Would You Like a Side of Sidecountry With Your Ski Resort?

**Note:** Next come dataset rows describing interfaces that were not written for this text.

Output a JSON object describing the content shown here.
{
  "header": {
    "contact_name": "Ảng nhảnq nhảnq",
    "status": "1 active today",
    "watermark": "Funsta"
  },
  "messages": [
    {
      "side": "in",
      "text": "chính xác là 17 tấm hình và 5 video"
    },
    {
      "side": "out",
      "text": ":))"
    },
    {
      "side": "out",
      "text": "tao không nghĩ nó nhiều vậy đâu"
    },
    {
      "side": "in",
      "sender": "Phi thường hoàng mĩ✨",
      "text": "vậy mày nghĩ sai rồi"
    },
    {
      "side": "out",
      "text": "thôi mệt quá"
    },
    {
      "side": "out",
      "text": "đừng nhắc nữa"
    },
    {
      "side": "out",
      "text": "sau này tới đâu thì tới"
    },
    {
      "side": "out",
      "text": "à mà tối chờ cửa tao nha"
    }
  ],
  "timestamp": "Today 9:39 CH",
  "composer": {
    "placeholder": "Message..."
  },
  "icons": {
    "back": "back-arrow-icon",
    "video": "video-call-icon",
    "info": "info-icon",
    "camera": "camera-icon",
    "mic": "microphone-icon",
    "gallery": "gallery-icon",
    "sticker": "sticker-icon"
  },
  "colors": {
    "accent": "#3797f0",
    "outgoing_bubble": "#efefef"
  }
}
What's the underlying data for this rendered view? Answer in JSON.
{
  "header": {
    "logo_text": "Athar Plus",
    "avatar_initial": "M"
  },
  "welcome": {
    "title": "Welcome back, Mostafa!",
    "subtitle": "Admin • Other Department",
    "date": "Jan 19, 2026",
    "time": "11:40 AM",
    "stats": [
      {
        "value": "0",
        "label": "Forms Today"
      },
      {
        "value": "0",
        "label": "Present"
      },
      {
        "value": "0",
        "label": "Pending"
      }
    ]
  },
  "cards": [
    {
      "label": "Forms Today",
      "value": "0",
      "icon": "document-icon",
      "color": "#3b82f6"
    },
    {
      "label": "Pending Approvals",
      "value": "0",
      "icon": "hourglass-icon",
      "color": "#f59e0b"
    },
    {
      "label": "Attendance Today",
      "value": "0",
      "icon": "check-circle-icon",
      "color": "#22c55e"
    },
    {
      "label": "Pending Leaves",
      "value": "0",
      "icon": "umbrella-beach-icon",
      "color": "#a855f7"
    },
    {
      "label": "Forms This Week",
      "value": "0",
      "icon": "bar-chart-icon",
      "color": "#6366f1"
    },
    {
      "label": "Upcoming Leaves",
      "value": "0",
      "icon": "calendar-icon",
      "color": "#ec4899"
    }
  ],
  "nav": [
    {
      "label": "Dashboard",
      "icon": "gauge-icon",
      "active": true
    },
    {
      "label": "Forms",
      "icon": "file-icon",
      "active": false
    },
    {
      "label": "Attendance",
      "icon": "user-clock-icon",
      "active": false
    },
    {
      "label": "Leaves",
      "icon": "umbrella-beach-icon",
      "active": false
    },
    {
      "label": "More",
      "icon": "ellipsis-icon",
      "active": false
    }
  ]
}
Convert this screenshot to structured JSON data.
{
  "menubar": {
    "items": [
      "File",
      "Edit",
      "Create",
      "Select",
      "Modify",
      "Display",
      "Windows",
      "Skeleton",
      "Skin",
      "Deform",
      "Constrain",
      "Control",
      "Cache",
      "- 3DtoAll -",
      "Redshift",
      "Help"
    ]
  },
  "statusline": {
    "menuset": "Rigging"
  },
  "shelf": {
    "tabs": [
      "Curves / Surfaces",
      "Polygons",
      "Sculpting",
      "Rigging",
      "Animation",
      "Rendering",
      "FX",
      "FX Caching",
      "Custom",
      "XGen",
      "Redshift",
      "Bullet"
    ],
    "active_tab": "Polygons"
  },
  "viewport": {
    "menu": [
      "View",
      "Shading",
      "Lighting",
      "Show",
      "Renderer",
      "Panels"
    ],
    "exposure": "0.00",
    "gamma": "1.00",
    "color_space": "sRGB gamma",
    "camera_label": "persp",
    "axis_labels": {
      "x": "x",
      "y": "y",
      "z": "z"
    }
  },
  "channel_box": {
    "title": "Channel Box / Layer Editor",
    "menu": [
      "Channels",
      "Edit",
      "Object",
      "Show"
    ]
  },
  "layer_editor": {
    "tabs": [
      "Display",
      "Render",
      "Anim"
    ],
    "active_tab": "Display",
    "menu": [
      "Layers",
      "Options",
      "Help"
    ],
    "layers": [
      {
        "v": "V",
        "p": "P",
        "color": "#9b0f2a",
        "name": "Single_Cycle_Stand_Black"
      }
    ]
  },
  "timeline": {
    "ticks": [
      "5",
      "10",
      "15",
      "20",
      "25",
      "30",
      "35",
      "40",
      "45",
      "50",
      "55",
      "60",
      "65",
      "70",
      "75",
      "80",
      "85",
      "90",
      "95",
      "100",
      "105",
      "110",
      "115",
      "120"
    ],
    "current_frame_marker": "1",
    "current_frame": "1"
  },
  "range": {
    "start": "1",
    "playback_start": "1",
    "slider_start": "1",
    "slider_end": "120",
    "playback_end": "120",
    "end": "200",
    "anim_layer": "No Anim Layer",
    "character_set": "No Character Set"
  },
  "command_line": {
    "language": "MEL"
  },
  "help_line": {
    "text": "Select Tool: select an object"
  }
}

Today’s topic is side-country — or is it sidecountry? — skiing and snowboarding. First off, the term is a misnomer, cooked up some years ago by some well-meaning individual as a means to differentiate between way-out-there terrain accessible only by hours of skinning or hiking and that ever-so-enticing terrain that lies just beyond a ski area’s boundary. It should be called lift-accessed backcountry skiing and boarding. Because once you pass through the access, or to be more precise, exit gates, you are leaving the world of managed snow, i.e., the ski resort, and into the realm of wild and wooly, where avalanches, unmarked hazards and other terrain traps await the unprepared and/or unschooled  rider. The local ski patrol may not be readily available to rescue you if you get into a pickle. So it behooves a person who wishes to sample some lift-accessed backcountry to be fairly well-versed in the art of reading the snow and terrain. To be equipped with a pack containing the basic avalanche rescue tools (shovel, transceiver, probe). To be somewhat gregarious and ski with a friend or two. You know, the same rules of engagement you would follow in regular backcountry skiing. Having said all that, the following are five different side-country, oops, I mean lift-accessed backcountry experiences available at American resorts. Mt. Judah to Donner Lake Sugar Bowl has several access points to backcountry adventure — the California resort even sells one ride lift tickets — but one of the most popular is the so-called Lake Run. Starting from Mt. Judah, a skier or snowboarder is looking at a 2,200-foot vertical descent to...